A report by the Whistleblowing charity, Public Concern at Work demonstrates the challenges whistleblowers still face. The charity argues that the law in this area (Public Interest Disclosure Act 1998 PIDA) needs an overhaul. The PIDA was passed to protect whistleblowers: the Act makes it unlawful for an employer to dismiss or victimise a worker for having made a ‘protected disclosure’.
This is the second time the charity has raised concerns about the act and how much protection it actually offers whistleblowers. In 2013 the charity set up a commission and as a result more protection was called for in respect of blacklisting whistleblowers and protecting workers who have been wrongly identified as a whistleblower, amongst other things. Due to the 2013 report the government issued the Prescribed Persons Whistleblowing Guidance and the Small Business, Enterprise and Employment Act 2015 introduced a duty on prescribed persons to report annually on whistleblowing concerns.
The government has since put further guidance in place and a non-statutory code, however the charity want to see a statutory code put in place by the government with the advantage being that it could be taken into account by courts and tribunals when dealing with whistleblowing issues. The charity argues that a statutory code of practice will ensure that employers have effective policies and procedures in place which support whistleblowers.

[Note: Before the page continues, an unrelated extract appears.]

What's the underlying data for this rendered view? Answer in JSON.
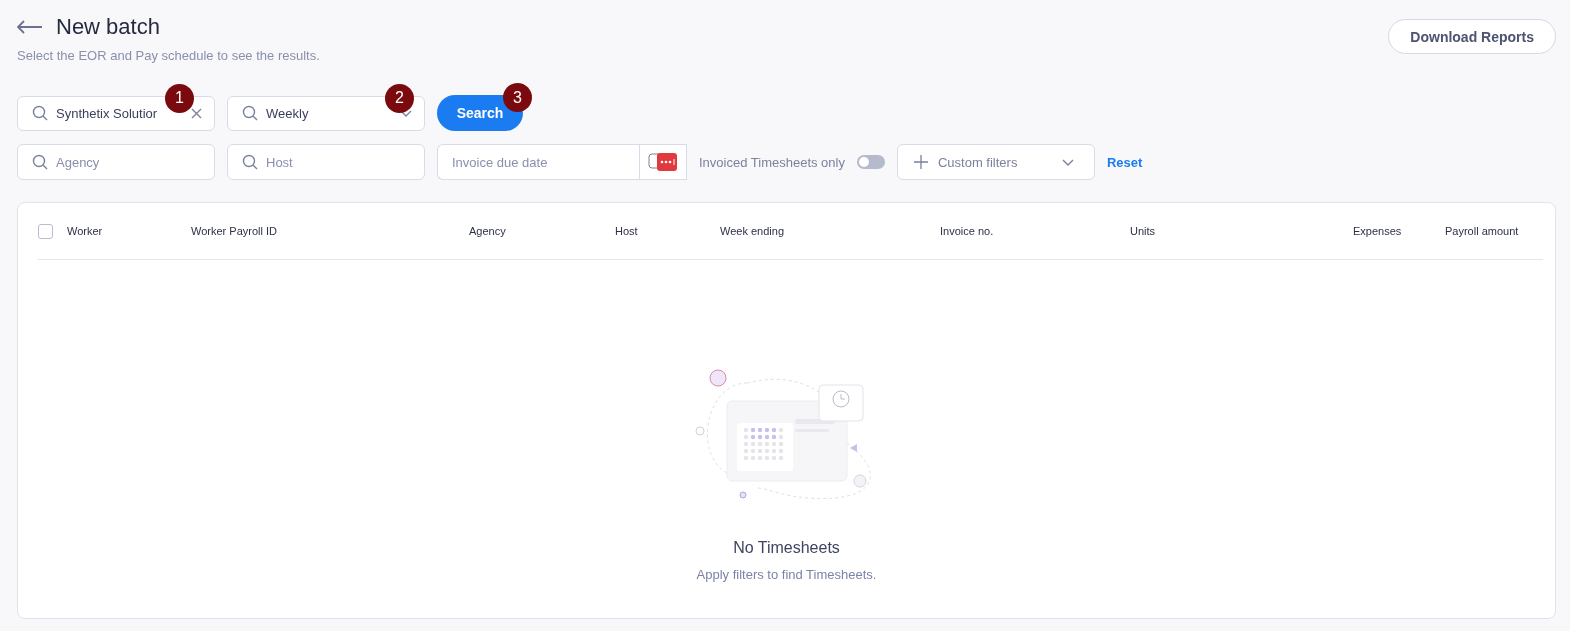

Comment: Employees should not feel like they are unable to speak up when it comes to a ‘protected disclosure’ and measures should be in place to guide and protect those who do. Whilst there has been a good deal of case law relating to apparent “misuses” of whistleblowing protection, this should not detract from a prevailing need to have a solid process in place. For help with policy design, implementation, and interpretation, let us know.

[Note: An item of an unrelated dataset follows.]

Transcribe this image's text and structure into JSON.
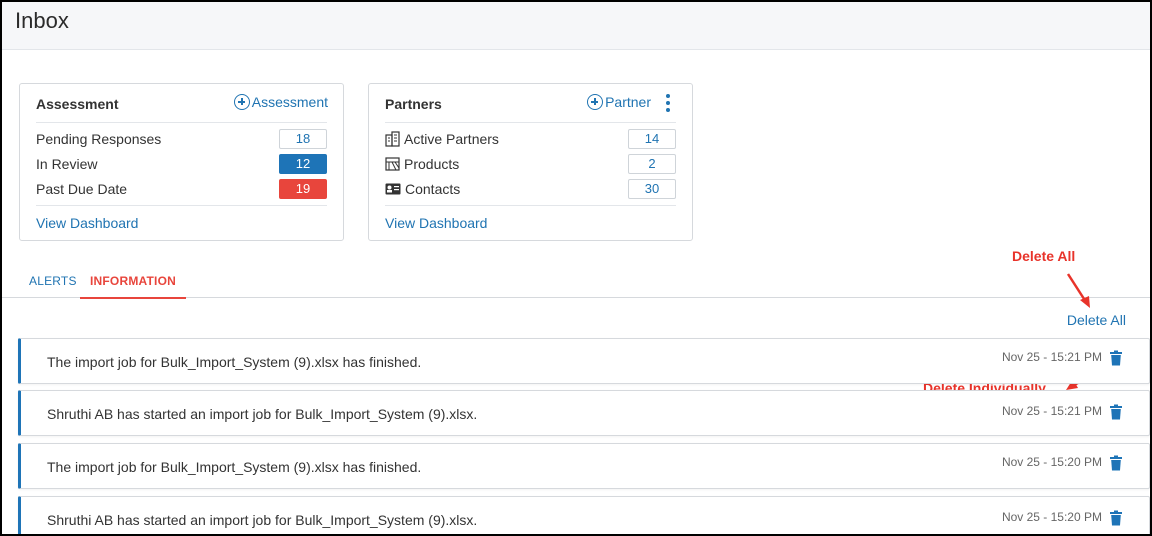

New rules on Apprenticeship levy
As a reminder rather than “new news”, from May 2017 the way the government funds apprenticeships will change. All employers who operate in the UK will need to pay the apprenticeship levy, this applies to employers in any sector with a pay bill of more than £3million each year. You are classed as an ‘employer’ if you are a secondary contributor, with liability to pay Class 1 secondary National Insurance Contributions (NICSs) for their employees.
The levy will be charged at a rate of 0.5% of the company’s annual pay bill. Employers will have a levy allowance of £15,000 a year to offset against the levy you must pay. So you will only have to pay the levy if your pay bill exceeds £3million in a given year. For example if you have an annual pay bill of £5,000,000 you would pay 0.5% x £5,000,000 = £25,000 – £15,000 levy allowance = £10,000 annual levy payment.
The levy will be paid direct to HM Revenue and Customs through the Pay as you Earn (PAYE) process. Once you have declared the levy you will be able to access funding for apprenticeships through a new digital apprenticeship service account. The digital apprenticeship service will help employers select an apprenticeship framework, choose training providers and post apprenticeship vacancies.
Comment: For further information on this please contact us.
If you require further information on any of the above developments please do not hesitate to get in contact with a member of the employment team, on the following number 0113 227 0100.